I see the cloud, I step in
I want to see Your glory as Moses did
Flashes of light and rolls of thunder,
I’m not afraid
I’m not afraid
Show me Your glory, show me Your glory, my God
Something about this song makes me tremble, and it’s not just Jesus Culture’s bass heavy mix. The worrisome thing to me is the sheer audacity of the request in these lyrics; a prayer, the same as Moses’ in Exodus 33: “Show me Your glory.” Do we know what we’re asking for? God’s answer in Exodus 33:20 is: “you cannot see my face, for a man shall not see me and live.” To see God’s face is to die. And yet this song not only asks for it outright, but boldly declares: “we’re not afraid”… of the glory of God.
I don’t mean to pick on Jesus Culture here. There are tons of songs saying essentially the same thing, “I wanna see you face to face / I wanna know you more,” things like that. But the more I’ve learned about the absolute holiness of God the more songs like these make me almost cringe. God’s glory is a weighty thing (recommended reading: C.S. Lewis’ Weight of Glory), not something to be trifled with. Seeing the glory of God means you die.

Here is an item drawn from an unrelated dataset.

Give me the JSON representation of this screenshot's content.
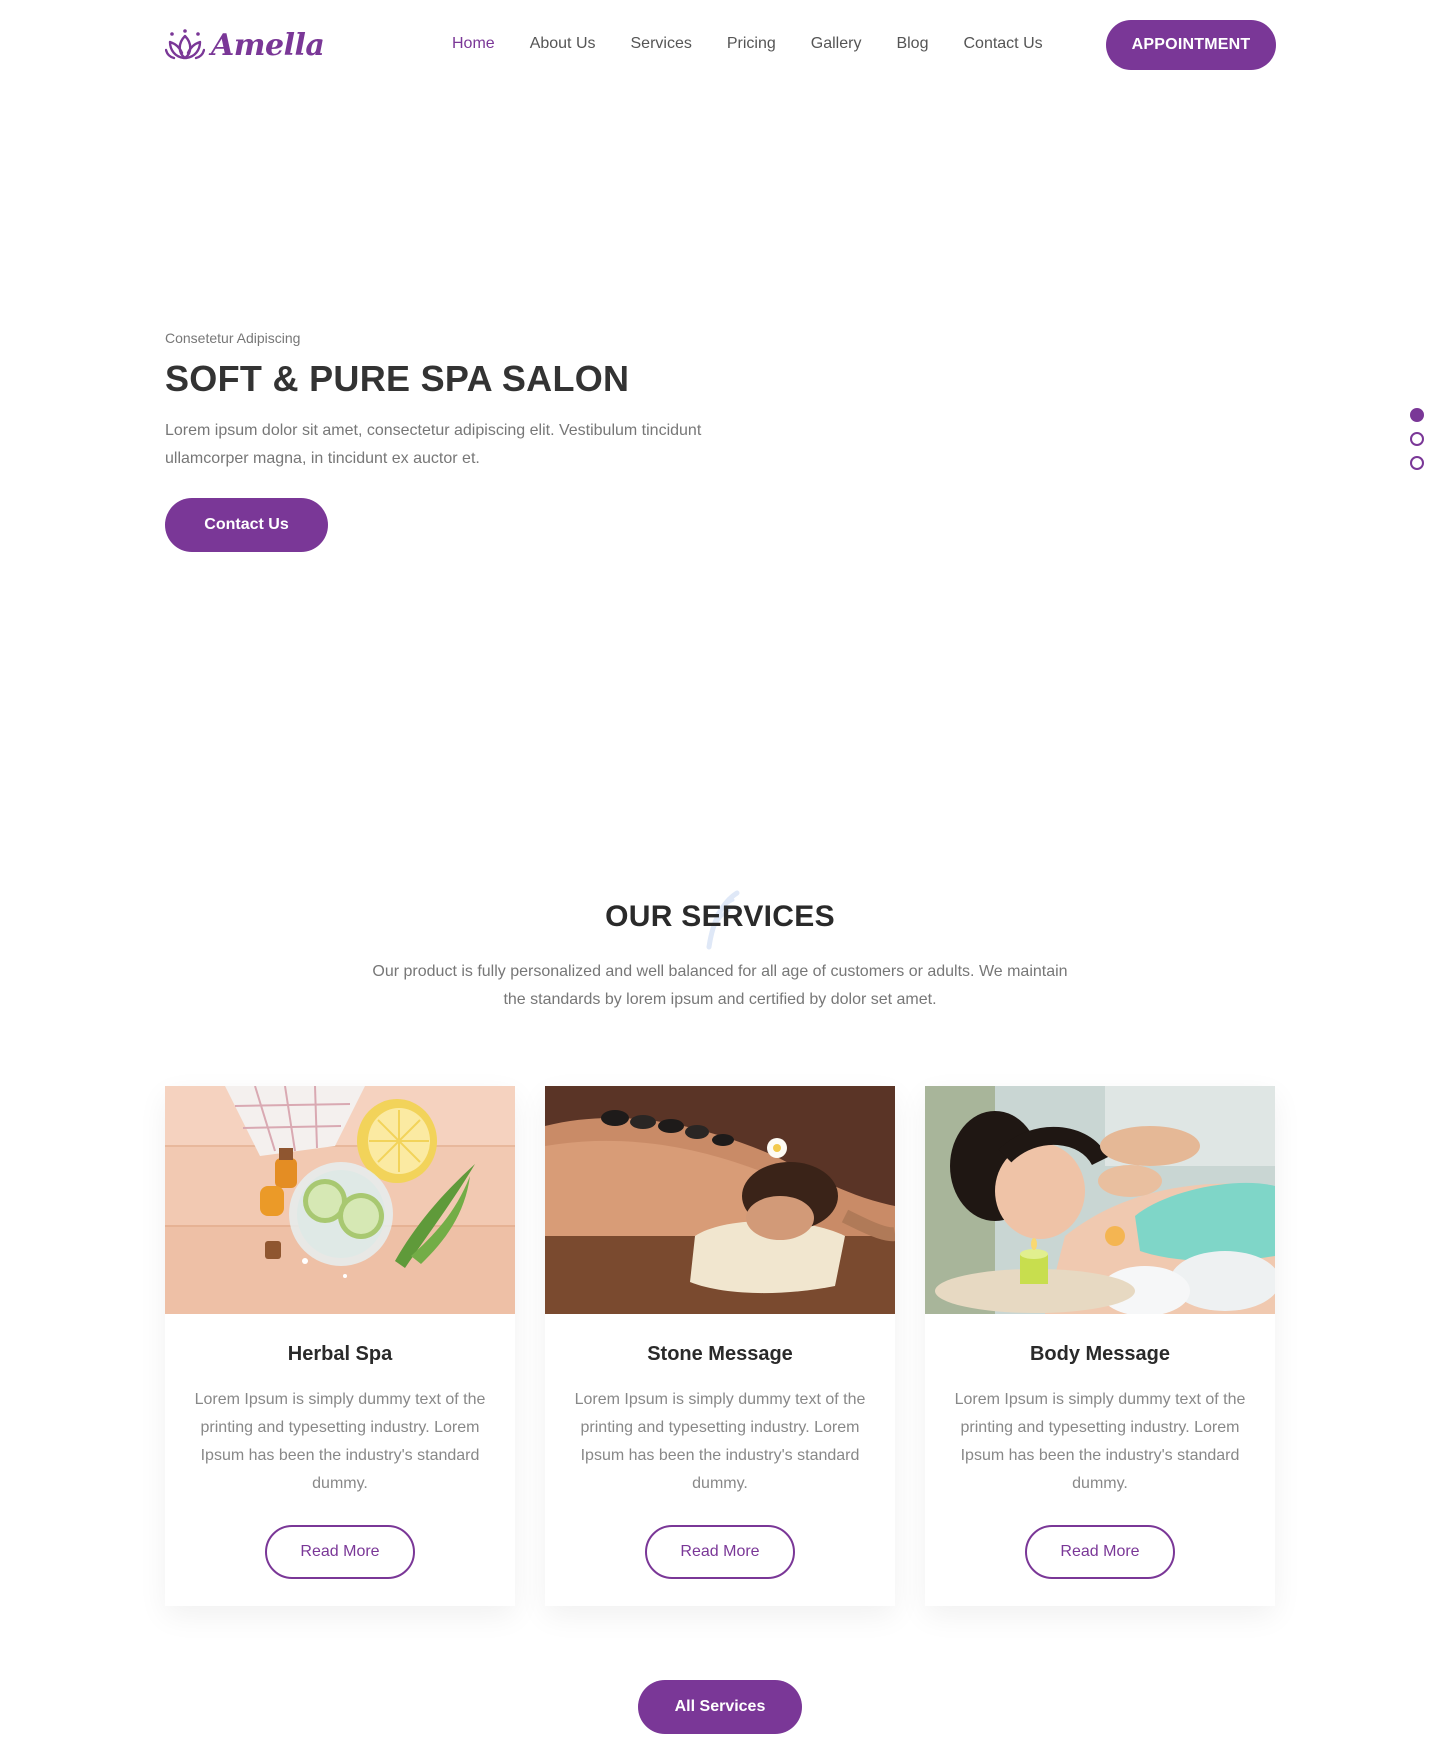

Now wait a second, you say, we’re Christians! This is not “the men of Beth-shemesh” or “Uzzah and the cart,” Tricia. We live in the New Testament era–Jesus tore the vail, man! We can enter boldly into the throne room and be directly in God’s presence without fear of danger. I’ll sing it loud: “I’m not afraid! Show me Your glory God!” We get to see it and not die!

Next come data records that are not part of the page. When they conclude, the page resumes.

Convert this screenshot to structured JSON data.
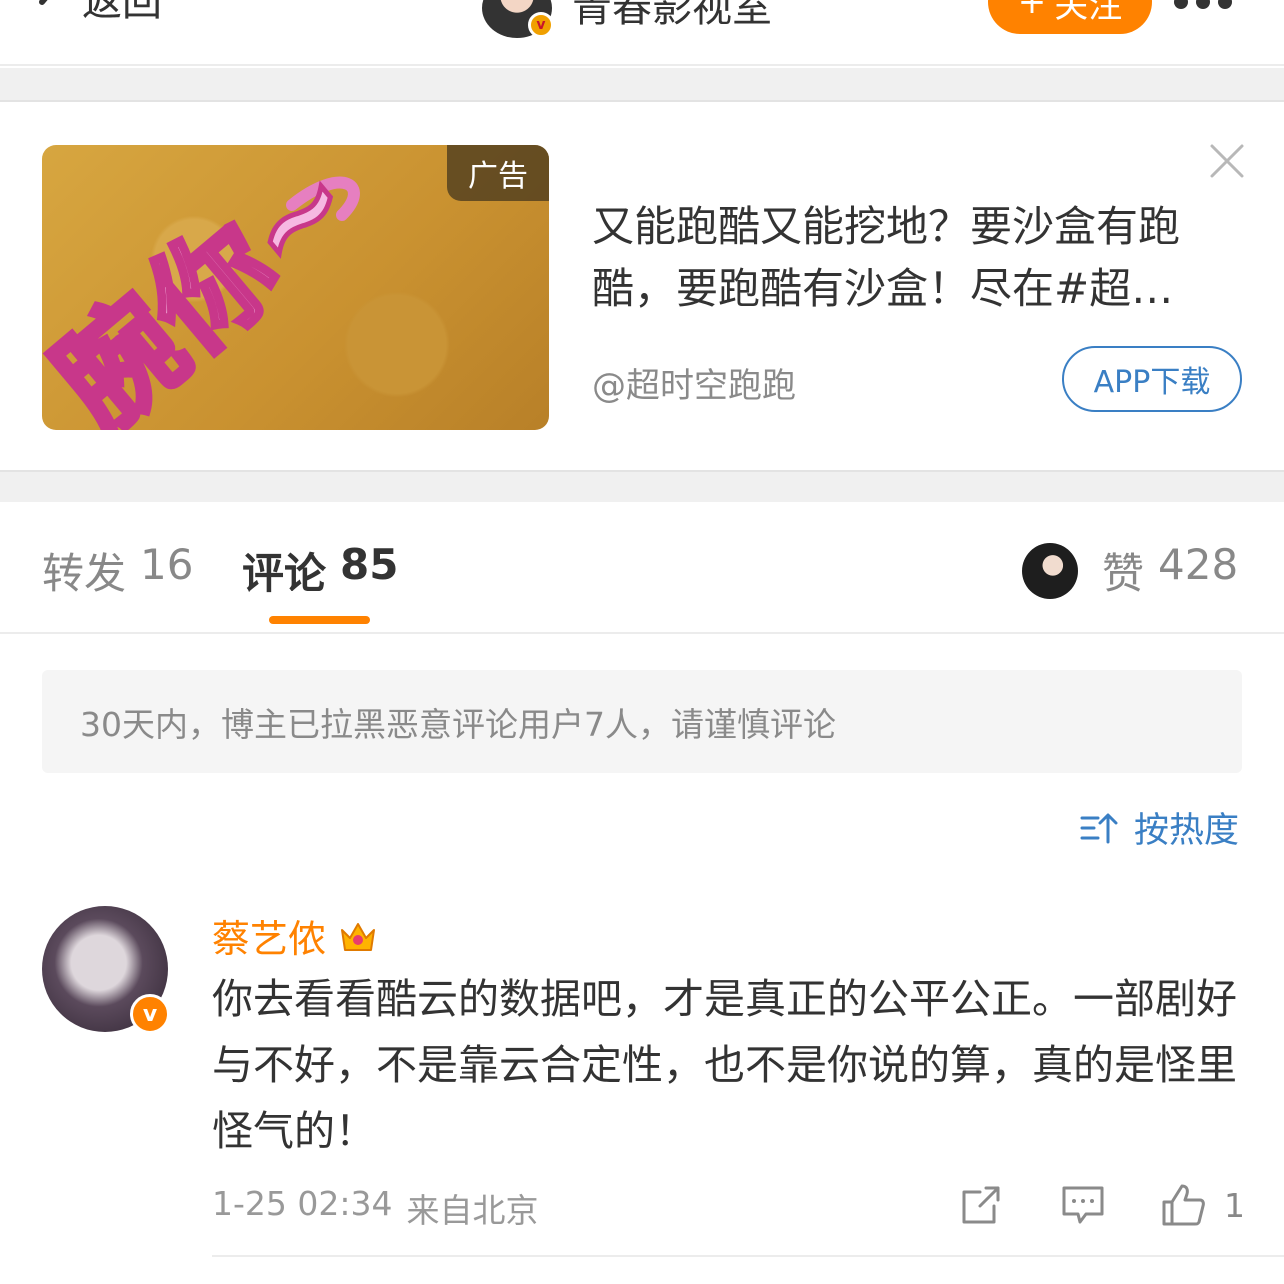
{
  "nav": {
    "back_label": "返回",
    "account_name": "青春影视室",
    "follow_label": "关注",
    "follow_prefix": "+"
  },
  "ad": {
    "badge": "广告",
    "text": "又能跑酷又能挖地？要沙盒有跑酷，要跑酷有沙盒！尽在#超…",
    "source": "@超时空跑跑",
    "app_button": "APP下载",
    "image_caption": "腕你~"
  },
  "tabs": {
    "repost_label": "转发",
    "repost_count": "16",
    "comment_label": "评论",
    "comment_count": "85",
    "like_label": "赞",
    "like_count": "428"
  },
  "notice": "30天内，博主已拉黑恶意评论用户7人，请谨慎评论",
  "sort_label": "按热度",
  "comment": {
    "username": "蔡艺侬",
    "text": "你去看看酷云的数据吧，才是真正的公平公正。一部剧好与不好，不是靠云合定性，也不是你说的算，真的是怪里怪气的！",
    "time": "1-25 02:34",
    "source": "来自北京",
    "like_count": "1"
  },
  "colors": {
    "accent": "#ff8200",
    "link": "#3a7fc4"
  }
}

Aaah, but can we? First of all, who is worthy to ascend the hill of the LORD? “He who has clean hands and pure heart,” right? (Psalm 24:3-6). That’s Jesus. You’re right, he did tear the veil. And he is the one mediator between God and man because he lived with perfectly clean hands and a perfectly pure heart and then died as a substitute for us. He’s the only reason we aren’t struck down when we see God face to face.
Since we have a great high priest who has passed through the heavens, Jesus, the Son of God, let us hold fast our confession. For we do not have a great hight priest who is unable to sympathize with our weaknesses, but one who in every respect has been tempted as we are, yet without sin. Let us then with confidence draw near to the throne of grace, that we may receive mercy and find grace to help in time of need.
Secondly, why do we Christians think we can see the glory of God and not die? Yes, Jesus came in the flesh. Yes, he was the very image of God the Father. Yes, people were able to look at him and not be struck dead. But what did Jesus say about his true followers? “If anyone would come after me, let him deny himself and take up his cross and follow me. For whoever would save his life will lose it, but whoever loses his life for my sake will find it.” (Matt 16:24-25). And what did Paul say about “life” in Christ? “I have been crucified with Christ. It is no longer I who live, but Christ who lives in me.” (Gal 2:20a). Dietrich Bonhonhoeffer said rightly: “When Christ calls a man, he bids him come and die.”
I would still contend that everyone who sees the face of God dies. Looking upon the glory of God in Christ kills our old selves, which is why we must continue looking at him. Once again, you’re right: this is New Testament era. But that doesn’t mean we can ask to see His glory and not die. We ought still to tremble at the weight of the glory of God and say, “I am afraid, but for Christ.”
And we all, with unveiled face, beholding the glory of the Lord, are being transformed into the same image from one degree of glory to another. For this comes from the Lord who is the Spirit.
(2 Cor 3:18)